• **Supplied information**:
◆ ◆ ◆ ◆ ◆

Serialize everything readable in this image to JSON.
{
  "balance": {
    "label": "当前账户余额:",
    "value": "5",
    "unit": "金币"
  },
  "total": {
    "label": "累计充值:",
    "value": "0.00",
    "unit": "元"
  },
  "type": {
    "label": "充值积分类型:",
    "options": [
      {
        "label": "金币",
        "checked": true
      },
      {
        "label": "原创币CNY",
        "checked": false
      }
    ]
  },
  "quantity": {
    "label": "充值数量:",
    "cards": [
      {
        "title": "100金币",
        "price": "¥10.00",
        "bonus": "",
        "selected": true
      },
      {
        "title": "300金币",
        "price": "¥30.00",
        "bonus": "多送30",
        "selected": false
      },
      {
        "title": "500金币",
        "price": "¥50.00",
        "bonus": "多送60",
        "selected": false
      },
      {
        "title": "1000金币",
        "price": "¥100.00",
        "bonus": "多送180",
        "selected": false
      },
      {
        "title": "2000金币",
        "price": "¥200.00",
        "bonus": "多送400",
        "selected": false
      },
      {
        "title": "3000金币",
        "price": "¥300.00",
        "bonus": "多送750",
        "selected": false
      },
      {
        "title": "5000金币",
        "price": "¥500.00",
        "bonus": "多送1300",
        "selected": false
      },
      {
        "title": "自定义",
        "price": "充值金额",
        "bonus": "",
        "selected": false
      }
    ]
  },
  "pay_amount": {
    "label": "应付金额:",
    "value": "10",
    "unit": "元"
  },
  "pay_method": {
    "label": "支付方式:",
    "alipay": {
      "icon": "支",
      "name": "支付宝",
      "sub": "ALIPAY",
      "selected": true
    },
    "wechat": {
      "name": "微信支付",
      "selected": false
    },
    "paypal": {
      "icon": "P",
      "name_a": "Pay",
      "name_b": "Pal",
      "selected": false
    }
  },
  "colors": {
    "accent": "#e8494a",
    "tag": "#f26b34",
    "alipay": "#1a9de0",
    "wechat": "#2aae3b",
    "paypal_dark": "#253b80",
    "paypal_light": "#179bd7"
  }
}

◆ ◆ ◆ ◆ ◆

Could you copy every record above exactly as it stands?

• **Result for this task**:
Serialize everything readable in this image to JSON.
{
  "balance": {
    "label": "当前账户余额:",
    "value": "5",
    "unit": "金币"
  },
  "total": {
    "label": "累计充值:",
    "value": "0.00",
    "unit": "元"
  },
  "type": {
    "label": "充值积分类型:",
    "options": [
      {
        "label": "金币",
        "checked": true
      },
      {
        "label": "原创币CNY",
        "checked": false
      }
    ]
  },
  "quantity": {
    "label": "充值数量:",
    "cards": [
      {
        "title": "100金币",
        "price": "¥10.00",
        "bonus": "",
        "selected": true
      },
      {
        "title": "300金币",
        "price": "¥30.00",
        "bonus": "多送30",
        "selected": false
      },
      {
        "title": "500金币",
        "price": "¥50.00",
        "bonus": "多送60",
        "selected": false
      },
      {
        "title": "1000金币",
        "price": "¥100.00",
        "bonus": "多送180",
        "selected": false
      },
      {
        "title": "2000金币",
        "price": "¥200.00",
        "bonus": "多送400",
        "selected": false
      },
      {
        "title": "3000金币",
        "price": "¥300.00",
        "bonus": "多送750",
        "selected": false
      },
      {
        "title": "5000金币",
        "price": "¥500.00",
        "bonus": "多送1300",
        "selected": false
      },
      {
        "title": "自定义",
        "price": "充值金额",
        "bonus": "",
        "selected": false
      }
    ]
  },
  "pay_amount": {
    "label": "应付金额:",
    "value": "10",
    "unit": "元"
  },
  "pay_method": {
    "label": "支付方式:",
    "alipay": {
      "icon": "支",
      "name": "支付宝",
      "sub": "ALIPAY",
      "selected": true
    },
    "wechat": {
      "name": "微信支付",
      "selected": false
    },
    "paypal": {
      "icon": "P",
      "name_a": "Pay",
      "name_b": "Pal",
      "selected": false
    }
  },
  "colors": {
    "accent": "#e8494a",
    "tag": "#f26b34",
    "alipay": "#1a9de0",
    "wechat": "#2aae3b",
    "paypal_dark": "#253b80",
    "paypal_light": "#179bd7"
  }
}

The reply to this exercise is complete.